The paired processes of detoxification and elimination thus, play an increasingly vital role. Human detoxification involves three phases. Phase I is the biotransformation of substances by the cytochrome P450 super-family of liver enzymes. This system is largely responsible for detoxification of pharmaceuticals, is dependent on oxygen and vitamin B derivatives as co-factors, and is influenced by genetic variations.

Phase II is the process of conjugation in which a set of enzymes known as transferases transform fat-soluble toxins and intermediates to a water-soluble form that can then be excreted in urine or bile. Conjugation reactions include glucuronidation, sulfation, methylation, and glutathione conjugation and are all dependent on co-factors that must be replenished through dietary sources. Grouped genomic variations can impair Phase II and increase the risk of auto-immune disease and cancer.

Phase III detoxification is thought to involve anti-porter activity in which non-metabolized waste is pumped back into the intestinal lumen for elimination.

Understanding the phases and causes of variability in detoxification enables a science based approach to a "Detox Diet." Here are the top six recommendations:

1. Be Abstinent

Alcohol is one the most pervasive liver "toxins" and habitual over-use is rampant. A large nutritional study conducted on over 180,000 Europeans who drank modestly and regularly suggests that drinking within recommended limits can still increase the risk of heart disease, cancer and death. Less is more. Sobriety is a good first step to Detox.

2. Go Clean

The diet presents an important source of potential toxic exposure. From dioxin containing pesticides in our produce to a vast array of food additives including stabilizers, preservatives, chemical flavours and colorants used in processed foods; chemical contamination is rampant.
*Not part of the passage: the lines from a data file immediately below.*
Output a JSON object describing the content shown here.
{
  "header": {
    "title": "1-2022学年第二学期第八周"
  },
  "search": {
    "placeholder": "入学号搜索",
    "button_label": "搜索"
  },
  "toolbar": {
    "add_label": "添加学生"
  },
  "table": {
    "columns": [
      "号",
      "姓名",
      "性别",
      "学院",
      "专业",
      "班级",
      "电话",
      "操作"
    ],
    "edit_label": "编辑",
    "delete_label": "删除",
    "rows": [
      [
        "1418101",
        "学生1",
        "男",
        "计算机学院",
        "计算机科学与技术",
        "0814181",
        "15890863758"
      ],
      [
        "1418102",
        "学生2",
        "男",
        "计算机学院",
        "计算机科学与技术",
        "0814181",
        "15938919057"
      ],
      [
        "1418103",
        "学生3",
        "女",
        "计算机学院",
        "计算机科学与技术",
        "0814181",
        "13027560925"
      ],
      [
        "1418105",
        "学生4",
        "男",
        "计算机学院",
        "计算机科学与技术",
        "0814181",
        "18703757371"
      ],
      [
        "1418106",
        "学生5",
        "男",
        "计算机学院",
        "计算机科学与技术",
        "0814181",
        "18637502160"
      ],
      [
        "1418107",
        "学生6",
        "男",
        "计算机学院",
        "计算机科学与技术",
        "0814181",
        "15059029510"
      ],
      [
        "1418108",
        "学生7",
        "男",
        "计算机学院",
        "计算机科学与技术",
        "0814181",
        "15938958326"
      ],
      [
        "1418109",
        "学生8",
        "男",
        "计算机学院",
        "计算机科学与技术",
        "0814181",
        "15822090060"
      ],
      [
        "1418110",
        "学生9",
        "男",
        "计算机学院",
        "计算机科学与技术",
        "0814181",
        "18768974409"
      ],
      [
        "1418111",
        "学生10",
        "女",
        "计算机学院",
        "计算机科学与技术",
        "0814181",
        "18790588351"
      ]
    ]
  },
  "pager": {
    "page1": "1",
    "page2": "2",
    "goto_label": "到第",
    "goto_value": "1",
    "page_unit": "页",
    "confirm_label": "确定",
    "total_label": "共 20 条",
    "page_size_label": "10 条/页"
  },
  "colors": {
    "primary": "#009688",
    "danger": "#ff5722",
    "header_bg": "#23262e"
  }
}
By mindfully selecting organic produce and curtailing our consumption of packaged and processed foods, we can cut down on the toxic burden.

3. Eat Colourfully

A plant based diet that spans the colour wheel of phytonutrients provides essential anti-oxidant vitamins and minerals required as co-factors in Phase I and II of detoxification. Micro-nutrient deficiencies resulting from inadequate intake or malabsorption can impede detoxification.

4. Crucifers are King

Cruciferous vegetables like kale and broccoli reign as the kings of detoxifying foods as they are rich in glucosinolates; phytochemicals that induce Phase II of detoxification and inactivate carcinogenic chemicals. Cruciferous consumption (unlike total fruit and vegetable consumption) has been associated with reduced risk of lung, colon and breast cancer. The effect is dependent on variations within human genetics and the presence of gut flora that convert glucosinolates to protective compounds known as isothiocyanates and indoles (i.e. sulforaphane and indole-3-carbinol (I3C)). These phytochemicals increase urinary excretion of estrogen and may help to prevent both breast and endometrial cancer.

5. Ferment to Prevent

The microbiome describes the collection of micro-organisms that are housed within the human body, largely in the gut, and play a critical role in our immune function, metabolism, and detoxification. Referred to as the "Second Genome", the microbiota contains 10-fold the genetic material of our human DNA. Gut flora play a role in the absorption and activation of vitamins and induce Phase II and III of detoxification. Fermented foods offer a naturally occurring symbiotic combination of food substance and probiotics. As an alternative or adjunct to a probiotic supplement, consuming fermented foods like kefir, kimchi and kombucha may be beneficial in restoring optimal balance to the gut ecosystem.

6. Get Going

Dehydration and constipation impede the body's ability to eliminate the waste products of detoxification. Adequate intake of water and soluble fibres ensures final excretion of toxins in the urine and stool. Good sources of dietary fibre include fruits, vegetables, seeds (chia, flax) and whole grains. Regular aerobic exercise further helps to keep the bowels moving and lymphatics draining. So get moving to get elimination going.

These six steps of science-based Detox can help you get your New Year off to a clean and healthy start!

Dr. Jennifer Pearlman, MD CCFP NCMP FAARM ABAARM

Women's Health, Hormone and Beauty Expert focused on aging well from the inside out.